Modern spine care has a broad range of tests and diagnostic procedures which may be utilized to understand your condition and establish a treatment plan. Here are a few of the more common tests that may be performed.
X-rays, CT Scans and MRI's provide excellent images of various spinal disorders. However, they cannot show pain. Spinal injections, typically used to control pain, are also used diagnostically to locate the pain source. Diagnostic spinal injections include discography (discogram), selective nerve root block (SNRB), sacroiliac joint injection and facet joint injection.
X-rays were discovered in 1895 and have become the most common type of imaging study used by spine specialists to confirm a diagnosis. Through the years the technology has significantly improved. Today, the dose of x-ray needed to produce quality film images is just a fraction of what was required in the past.
Computerized tomography (CT or CAT scans) combines x-ray science with computer technology to produce more focused and informative images than traditional x-rays. CT scans produce clear pictures of bone, soft tissue, organs, intervertebral discs and the spinal cord.
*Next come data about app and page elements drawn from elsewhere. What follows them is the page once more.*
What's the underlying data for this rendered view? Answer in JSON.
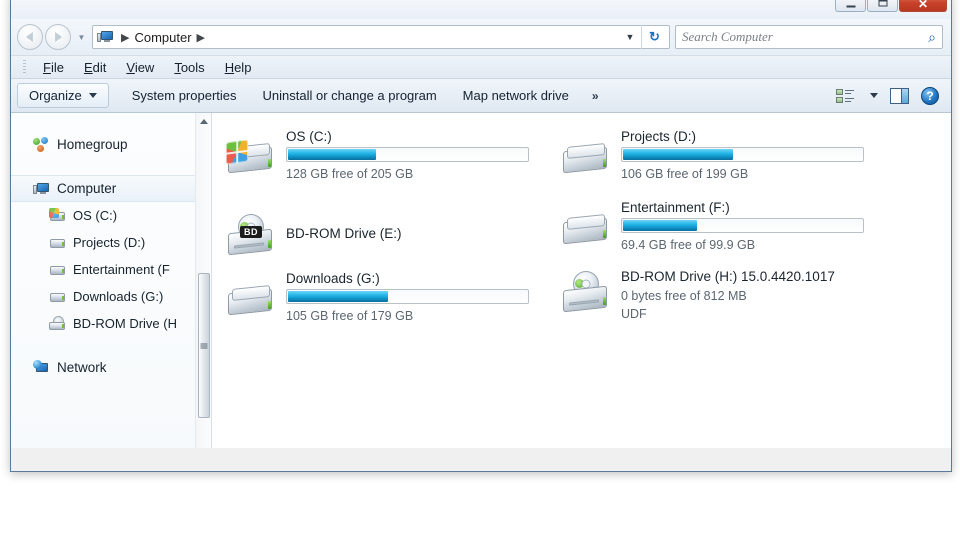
{
  "window": {
    "controls": [
      {
        "name": "minimize",
        "glyph": "—"
      },
      {
        "name": "maximize",
        "glyph": "▭"
      },
      {
        "name": "close",
        "glyph": "✕"
      }
    ]
  },
  "address": {
    "root_label": "Computer",
    "separator": "▶",
    "dropdown_glyph": "▼",
    "refresh_glyph": "↻"
  },
  "search": {
    "placeholder": "Search Computer",
    "icon_glyph": "⌕"
  },
  "menubar": {
    "items": [
      {
        "accel": "F",
        "rest": "ile"
      },
      {
        "accel": "E",
        "rest": "dit"
      },
      {
        "accel": "V",
        "rest": "iew"
      },
      {
        "accel": "T",
        "rest": "ools"
      },
      {
        "accel": "H",
        "rest": "elp"
      }
    ]
  },
  "toolbar": {
    "organize_label": "Organize",
    "items": [
      "System properties",
      "Uninstall or change a program",
      "Map network drive"
    ],
    "overflow_label": "»",
    "help_glyph": "?"
  },
  "sidebar": {
    "items": [
      {
        "label": "Homegroup",
        "icon": "homegroup-icon",
        "level": "top",
        "selected": false
      },
      {
        "label": "Computer",
        "icon": "computer-icon",
        "level": "top",
        "selected": true
      },
      {
        "label": "OS (C:)",
        "icon": "hdd-windows-icon",
        "level": "child",
        "selected": false
      },
      {
        "label": "Projects (D:)",
        "icon": "hdd-icon",
        "level": "child",
        "selected": false
      },
      {
        "label": "Entertainment (F",
        "icon": "hdd-icon",
        "level": "child",
        "selected": false
      },
      {
        "label": "Downloads (G:)",
        "icon": "hdd-icon",
        "level": "child",
        "selected": false
      },
      {
        "label": "BD-ROM Drive (H",
        "icon": "optical-drive-icon",
        "level": "child",
        "selected": false
      },
      {
        "label": "Network",
        "icon": "network-icon",
        "level": "top",
        "selected": false
      }
    ]
  },
  "drives": [
    {
      "name": "OS (C:)",
      "icon": "hdd-windows-icon",
      "has_bar": true,
      "used_percent": 37,
      "capacity_text": "128 GB free of 205 GB",
      "extra_text": ""
    },
    {
      "name": "Projects (D:)",
      "icon": "hdd-icon",
      "has_bar": true,
      "used_percent": 46,
      "capacity_text": "106 GB free of 199 GB",
      "extra_text": ""
    },
    {
      "name": "BD-ROM Drive (E:)",
      "icon": "bd-rom-empty-icon",
      "has_bar": false,
      "used_percent": 0,
      "capacity_text": "",
      "extra_text": ""
    },
    {
      "name": "Entertainment (F:)",
      "icon": "hdd-icon",
      "has_bar": true,
      "used_percent": 31,
      "capacity_text": "69.4 GB free of 99.9 GB",
      "extra_text": ""
    },
    {
      "name": "Downloads (G:)",
      "icon": "hdd-icon",
      "has_bar": true,
      "used_percent": 42,
      "capacity_text": "105 GB free of 179 GB",
      "extra_text": ""
    },
    {
      "name": "BD-ROM Drive (H:) 15.0.4420.1017",
      "icon": "bd-rom-disc-icon",
      "has_bar": false,
      "used_percent": 0,
      "capacity_text": "0 bytes free of 812 MB",
      "extra_text": "UDF"
    }
  ],
  "colors": {
    "bar_fill": "#23b6e8",
    "close_button": "#c8412a",
    "selection": "#eaf1f8"
  }
}
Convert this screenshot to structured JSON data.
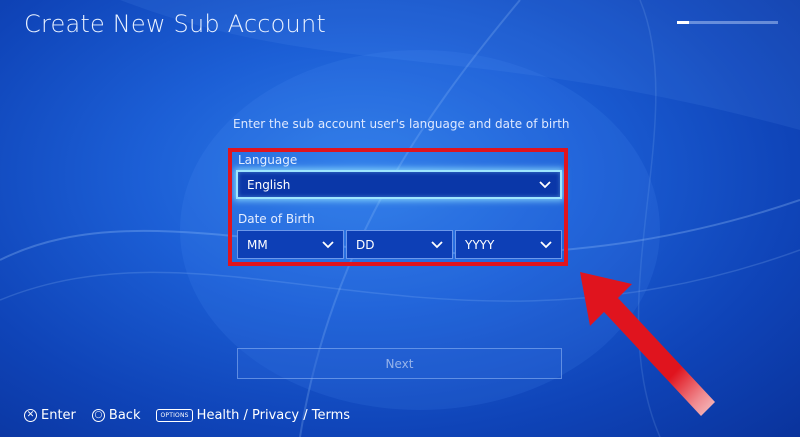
{
  "header": {
    "title": "Create New Sub Account",
    "progress_fraction": 0.12
  },
  "form": {
    "prompt": "Enter the sub account user's language and date of birth",
    "language_label": "Language",
    "language_value": "English",
    "dob_label": "Date of Birth",
    "month_value": "MM",
    "day_value": "DD",
    "year_value": "YYYY"
  },
  "actions": {
    "next_label": "Next"
  },
  "footer": {
    "enter_glyph": "✕",
    "enter_label": "Enter",
    "back_glyph": "○",
    "back_label": "Back",
    "options_badge": "OPTIONS",
    "options_label": "Health / Privacy / Terms"
  },
  "colors": {
    "background": "#1c5fd6",
    "highlight_box": "#e0141e",
    "annotation_arrow": "#e0141e",
    "focus_glow": "#9ee6ff"
  },
  "icons": {
    "dropdown": "chevron-down-icon",
    "enter": "cross-button-icon",
    "back": "circle-button-icon",
    "options": "options-button-icon",
    "annotation": "red-arrow-icon"
  }
}
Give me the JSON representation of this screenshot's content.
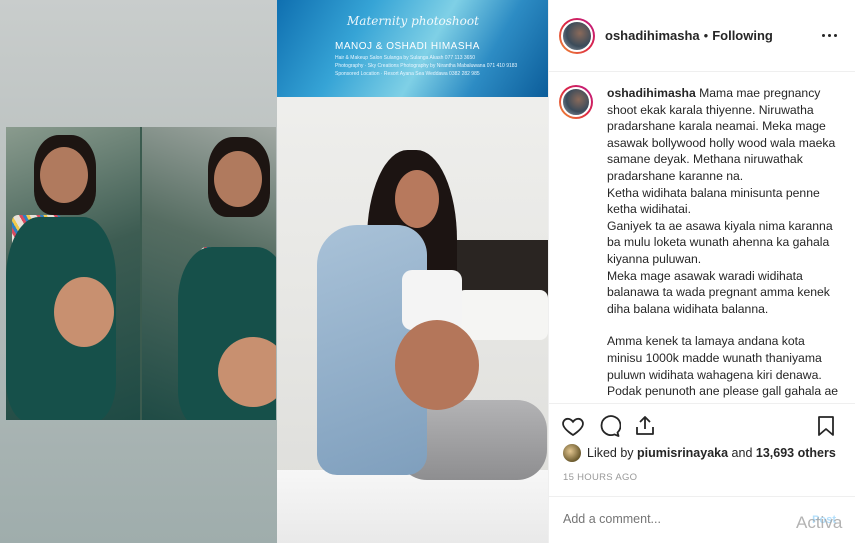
{
  "post": {
    "username": "oshadihimasha",
    "separator": "•",
    "follow_status": "Following",
    "caption_paragraphs": [
      "Mama mae pregnancy shoot ekak karala thiyenne. Niruwatha pradarshane karala neamai. Meka mage asawak bollywood holly wood wala maeka samane deyak. Methana niruwathak pradarshane karanne na.",
      "Ketha widihata balana minisunta penne ketha widihatai.",
      "Ganiyek ta ae asawa kiyala nima karanna ba mulu loketa wunath ahenna ka gahala kiyanna puluwan.",
      "Meka mage asawak waradi widihata balanawa ta wada pregnant amma kenek diha balana widihata balanna.",
      "",
      "Amma kenek ta lamaya andana kota minisu 1000k madde wunath thaniyama puluwn widihata wahagena kiri denawa. Podak penunoth ane please gall gahala ae amma wa"
    ],
    "liked_by_prefix": "Liked by",
    "liked_by_user": "piumisrinayaka",
    "liked_by_and": "and",
    "likes_others": "13,693 others",
    "timestamp": "15 HOURS AGO",
    "comment_placeholder": "Add a comment...",
    "post_button": "Post"
  },
  "media": {
    "banner_script": "Maternity photoshoot",
    "banner_title": "MANOJ & OSHADI HIMASHA",
    "banner_lines": [
      "Hair & Makeup Salon Sulanga by Sulanga Akash 077 113 3650",
      "Photography · Sky Creations Photography by Nirantha Mabaluwana 071 410 9183",
      "Sponsored Location · Resort Ayana Sea Weddawa 0382 282 985"
    ]
  },
  "overlay": {
    "watermark": "Activa"
  }
}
The images can be reproduced in black/gray/white tones or color. To enhance the image, a contrast medium (dye) can be injected into the patient during the test.
When a CT scan and myelography are combined, images are produced that clearly show both the bony structures of the spine and the nerve structures. These images are invaluable to physicians as they diagnose a patient's spine problem.
One of the diagnostic tools that we use is Magnetic Resonance Imaging (MRI), which can help us to identify various spinal pathologies including infection, nerve impingement, disc herniation, spinal cord compression, low back and neck pain, and tumor.